The Senate however, was much more generous. For example, NASA is promised an estimated $18 billion for the coming year under the Senate bill — $1.4 billion more than has been proposed by the House. The story is much the same for NOAA from the Senate. Key weather and climate satellites would get a boost under a new Senate spending proposal. The bill would increase NOAA's budget for satellite procurement to $1.814 billion, $117 million more than the agency received last year. NOAA’s overall budget would rise to $5.1 billion, up from $4.9 billion last year.
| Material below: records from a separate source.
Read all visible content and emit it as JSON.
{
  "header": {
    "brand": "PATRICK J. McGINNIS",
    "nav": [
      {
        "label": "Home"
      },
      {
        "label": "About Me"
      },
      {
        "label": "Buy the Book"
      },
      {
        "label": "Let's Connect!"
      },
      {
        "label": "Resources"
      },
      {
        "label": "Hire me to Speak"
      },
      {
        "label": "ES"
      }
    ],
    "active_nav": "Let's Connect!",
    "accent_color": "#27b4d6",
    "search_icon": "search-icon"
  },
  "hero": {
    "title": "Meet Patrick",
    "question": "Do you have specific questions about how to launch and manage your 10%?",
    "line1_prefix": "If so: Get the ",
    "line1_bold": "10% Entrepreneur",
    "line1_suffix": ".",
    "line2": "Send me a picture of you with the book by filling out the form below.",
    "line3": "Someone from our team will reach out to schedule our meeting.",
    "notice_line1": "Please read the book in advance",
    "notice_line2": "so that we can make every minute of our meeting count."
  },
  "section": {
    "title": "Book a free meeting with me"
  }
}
Typically, after the mark-up is complete both the House and Senate create working committees to try and find a middle ground between both bills or spending plans. That's the rub. Because both bills are so far apart it might be very difficult for both groups to come together and compromise a solution. Without question, NOAA and NASA need consistent funding year to year so both agencies can continue its mission. But without adequate funding NOAA and NASA programs could be cut -- critical programs like the archiving of vital climate and weather data; or the visualization of Earth Science data in order to better understand our planet. Let's hope, and yes, let's pray our political leaders can do the right thing and fund our science and technology programs so that the US can continue to be a world leader in climate and weather AND space.